Some of the other titles used in the article include: "The charge is...Baha'i! The judgement is...no birth...no vaccination...no treatment...and even no pension!" Another title states: "A senior Baha'i, Amin Batah, told Al-Ahaly...we will not seek outside influence...and we want our rights calmly."
Other titles, based on the interview with Amin Batah, which were accompanied with photographs, state: "Why does the State practices persecution and discriminates between its own citizens?"..."Our only National Centre was confiscated by the [ruling] 'National Party' that transformed it into its own base!"..."Our relationship with Baha'is abroad is spiritual, and they do not provide us with any financial subsidy."
In another section, in which the article explains the role and functions of the head of the Baha'i Faith, it states in its title: "The Universal House of Justice is the most eminent international authority that organizes their affairs." In a section regarding the Baha'i World Community, it states in the title: "Five million members in the Baha'i International Community."
On the fifth of January, another "opinion" article was published in Al-Ahram, Egypt's semi-official newspaper, addressing the issue of prejudice.

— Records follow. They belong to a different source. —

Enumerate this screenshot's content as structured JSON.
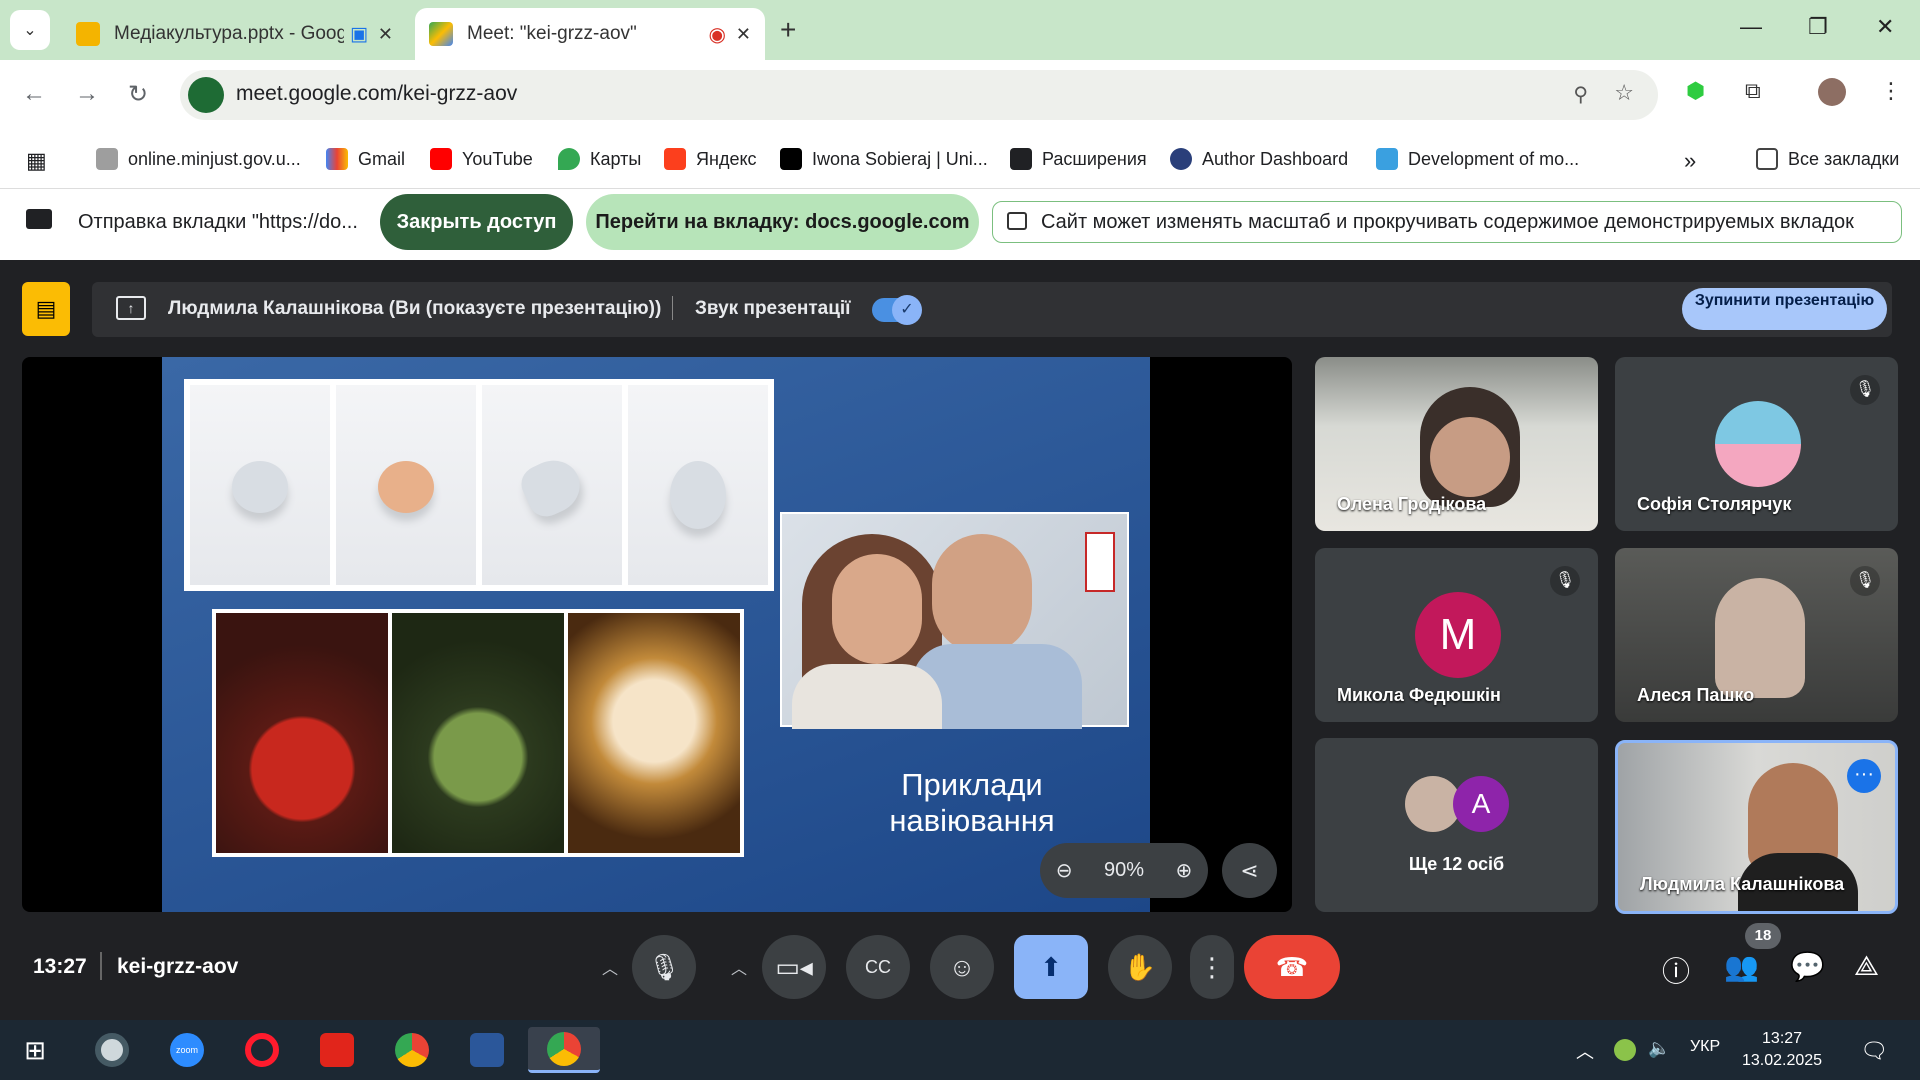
{
  "browser": {
    "tabs": [
      {
        "title": "Медіакультура.pptx - Goog",
        "favicon_color": "#f4b400"
      },
      {
        "title": "Meet: \"kei-grzz-aov\"",
        "favicon_color": "#34a853"
      }
    ],
    "url": "meet.google.com/kei-grzz-aov",
    "bookmarks": [
      {
        "label": "online.minjust.gov.u...",
        "icon": "building-icon"
      },
      {
        "label": "Gmail",
        "icon": "gmail-icon"
      },
      {
        "label": "YouTube",
        "icon": "youtube-icon"
      },
      {
        "label": "Карты",
        "icon": "maps-pin-icon"
      },
      {
        "label": "Яндекс",
        "icon": "yandex-icon"
      },
      {
        "label": "Iwona Sobieraj | Uni...",
        "icon": "academia-icon"
      },
      {
        "label": "Расширения",
        "icon": "puzzle-icon"
      },
      {
        "label": "Author Dashboard",
        "icon": "author-icon"
      },
      {
        "label": "Development of mo...",
        "icon": "dev-icon"
      }
    ],
    "all_bookmarks": "Все закладки"
  },
  "share_bar": {
    "text": "Отправка вкладки \"https://do...",
    "stop_label": "Закрыть доступ",
    "go_label": "Перейти на вкладку: docs.google.com",
    "info": "Сайт может изменять масштаб и прокручивать содержимое демонстрируемых вкладок"
  },
  "presenting": {
    "name": "Людмила Калашнікова (Ви (показуєте презентацію))",
    "sound_label": "Звук презентації",
    "sound_on": true,
    "stop_label": "Зупинити презентацію"
  },
  "slide": {
    "caption": "Приклади навіювання",
    "zoom": "90%"
  },
  "participants": [
    {
      "name": "Олена Гродікова",
      "muted": false,
      "type": "video"
    },
    {
      "name": "Софія Столярчук",
      "muted": true,
      "type": "avatar-image"
    },
    {
      "name": "Микола Федюшкін",
      "muted": true,
      "type": "letter",
      "letter": "M",
      "color": "#c2185b"
    },
    {
      "name": "Алеся Пашко",
      "muted": true,
      "type": "video"
    },
    {
      "name": "Ще 12 осіб",
      "type": "more",
      "letter": "A"
    },
    {
      "name": "Людмила Калашнікова",
      "type": "video-self"
    }
  ],
  "meeting": {
    "time": "13:27",
    "code": "kei-grzz-aov",
    "people_count": "18"
  },
  "taskbar": {
    "lang": "УКР",
    "time": "13:27",
    "date": "13.02.2025",
    "zoom_label": "zoom"
  }
}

This article was written by Dr. Ali Eldeen Helal. In an enlightened analysis, the author examines the question of diversity, whether it is religious, racial, cultural or linguistic. He presents a clear and logical case for the need to eliminate all forms of prejudice from the Egyptian society, particularly when based on religious differences. He concludes by indicating that, based on the world's historical experience, a society can place itself on the road to progress, prosperity and greatness when it is confident that it can eliminate prejudice and when the spirit of loving acceptance is planted in the hearts and minds of its people.
It is heartwarming indeed to observe that the flame of hope is never extinguished in Egypt. This is only because Egyptians, by nature, are known to be generally moderate in their views. It takes a tremendous degree of courage for people to speak out on behalf of the oppressed, particularly when the voice of the extremist minority tends to be much louder and threatening. As a matter of survival, though, the voice of moderation has no alternative but to counteract with promoting acceptance and righteousness.